Trump Turnberry King Robert The Bruce is a very fine course. Personally a few of the holes here are exceptional and I could see those fitting in with the Ailsa to create a combined super course. The conditioning is immaculate. The green complexes are very good. The staff is very welcoming. It's a pure pleasure to be here.
The Robert the Bruce course is a good sister course to the more prestigious and well known Ailsa. The course is set on beautiful picturesque seaside links with views of the lighthouse and Irish sea on many of the holes.
Golfers hoping for a nice easy warm up round before tackling the Ailsa be warned! the course is brutally tough and demands your best golf.
On most holes the layout is flat and at times a touch repetitive. You also forget that you’re playing a links course so close to the sea in the early holes, however don’t think it is easy. We found the rough to be so harsh that unless you ran into the fringe you were very unlikely to find your ball. Not only was the rough harsh the course was so tight especially in the weather conditions we faced that it almost became impossible to score even for two single figure handicapper in our group.
Holes 1-7 were on mainly flat ground and all had challenging bunkers and required fairway drives. Not overly memorable but solid golf club holes.
Holes 8-11 are where you get the 5star experience. The 8th a lovely par 5 birdie chance that whets the appetite for the signature 9th. The 9th hole is a testing drive required to leave you with a mid to long iron over sandy wasteland to the green. There are stunning views of the Irish sea to your left and the hole was certainly one of the top 5 holes even including those on the Ailsa course. A sheer stunning hole. The 10th is a good par 3 hole with nice views from the tee. This hole feels and looks very new and needs a bit or growth and bedding in, but is still a good par 3. The 11th another gettable par 5 requiring a good drive had the lighthouse pretty much as the backdrop for all three shots. My second favourite hole on the course and another stunner.
The closing holes i thought were slightly better than the opening ones however even after only a week has passed i’m struggling to remember each one individually.
I think that sums up the course. The 3/4 holes in the middle are world class and the rest are good if a little flat and repetitive. The condition of the course was immaculate, bunkers fluffy and the greens quick. I couldn’t rate the course higher in this respect, perfect in all aspects.
As a side note the rough was impossible and did take a little of the fun out of the game. We had poor weather and i dread to think what id score on a very bad day. I’m not sure i’ve ever been so worried about playing the main course the next day. The course really chewed us up and spat us out.

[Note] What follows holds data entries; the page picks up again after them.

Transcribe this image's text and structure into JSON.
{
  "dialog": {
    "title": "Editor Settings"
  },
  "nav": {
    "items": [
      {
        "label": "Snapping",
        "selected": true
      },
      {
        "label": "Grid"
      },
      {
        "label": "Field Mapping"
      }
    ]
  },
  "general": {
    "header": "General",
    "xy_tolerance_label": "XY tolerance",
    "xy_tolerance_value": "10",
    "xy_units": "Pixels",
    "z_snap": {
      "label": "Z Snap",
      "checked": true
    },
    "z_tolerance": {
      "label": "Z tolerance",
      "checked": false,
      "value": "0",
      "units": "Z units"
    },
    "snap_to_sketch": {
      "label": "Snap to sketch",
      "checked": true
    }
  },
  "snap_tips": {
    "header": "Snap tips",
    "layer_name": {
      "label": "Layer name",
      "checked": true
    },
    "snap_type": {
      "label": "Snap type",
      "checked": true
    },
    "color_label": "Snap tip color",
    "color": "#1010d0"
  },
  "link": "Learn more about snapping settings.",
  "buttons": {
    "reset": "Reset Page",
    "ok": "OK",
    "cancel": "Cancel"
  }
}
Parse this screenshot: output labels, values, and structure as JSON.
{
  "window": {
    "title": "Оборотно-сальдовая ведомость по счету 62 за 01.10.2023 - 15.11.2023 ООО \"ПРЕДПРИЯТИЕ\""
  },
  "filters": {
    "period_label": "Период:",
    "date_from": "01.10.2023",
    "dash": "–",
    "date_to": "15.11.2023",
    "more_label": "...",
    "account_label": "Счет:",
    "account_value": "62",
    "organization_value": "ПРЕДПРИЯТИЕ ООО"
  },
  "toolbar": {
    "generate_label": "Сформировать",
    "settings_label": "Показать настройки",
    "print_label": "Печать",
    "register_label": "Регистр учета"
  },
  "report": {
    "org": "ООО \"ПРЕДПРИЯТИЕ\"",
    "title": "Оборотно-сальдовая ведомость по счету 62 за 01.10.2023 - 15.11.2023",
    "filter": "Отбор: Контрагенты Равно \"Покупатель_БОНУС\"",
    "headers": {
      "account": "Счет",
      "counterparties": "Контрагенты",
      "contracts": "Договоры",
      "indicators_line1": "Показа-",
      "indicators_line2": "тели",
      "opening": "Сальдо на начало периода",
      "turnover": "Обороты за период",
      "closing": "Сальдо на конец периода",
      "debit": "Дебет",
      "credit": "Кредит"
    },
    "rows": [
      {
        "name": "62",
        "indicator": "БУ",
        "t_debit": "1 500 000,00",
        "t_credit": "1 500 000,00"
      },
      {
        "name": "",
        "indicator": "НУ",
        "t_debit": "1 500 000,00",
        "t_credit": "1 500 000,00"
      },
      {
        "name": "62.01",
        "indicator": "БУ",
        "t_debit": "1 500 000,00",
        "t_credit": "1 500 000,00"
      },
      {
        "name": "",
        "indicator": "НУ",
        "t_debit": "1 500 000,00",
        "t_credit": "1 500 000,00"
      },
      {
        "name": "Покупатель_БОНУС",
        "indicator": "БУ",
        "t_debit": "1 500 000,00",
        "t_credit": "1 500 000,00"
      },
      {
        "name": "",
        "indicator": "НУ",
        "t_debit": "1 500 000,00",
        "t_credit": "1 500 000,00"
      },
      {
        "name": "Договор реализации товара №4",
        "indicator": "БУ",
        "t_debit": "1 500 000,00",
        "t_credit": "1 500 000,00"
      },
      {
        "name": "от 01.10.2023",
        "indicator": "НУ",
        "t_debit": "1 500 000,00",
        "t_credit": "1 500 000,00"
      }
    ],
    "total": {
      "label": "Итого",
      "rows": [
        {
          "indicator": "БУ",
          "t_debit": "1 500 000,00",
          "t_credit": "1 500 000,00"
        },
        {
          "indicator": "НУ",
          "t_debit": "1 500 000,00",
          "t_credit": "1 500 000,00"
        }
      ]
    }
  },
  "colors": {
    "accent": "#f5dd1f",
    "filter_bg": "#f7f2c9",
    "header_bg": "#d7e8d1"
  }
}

To summarise it’s definitely worth a round if playing alongside the Ailsa or if your local but not sure id come and stay just for the Robert the Bruce course. It was by a margin the most difficult course i’ve ever played, which was highly unexpected and not really needed. However with plenty of golf balls and your A game it would be impossible not to enjoy the Robert the Bruce layout.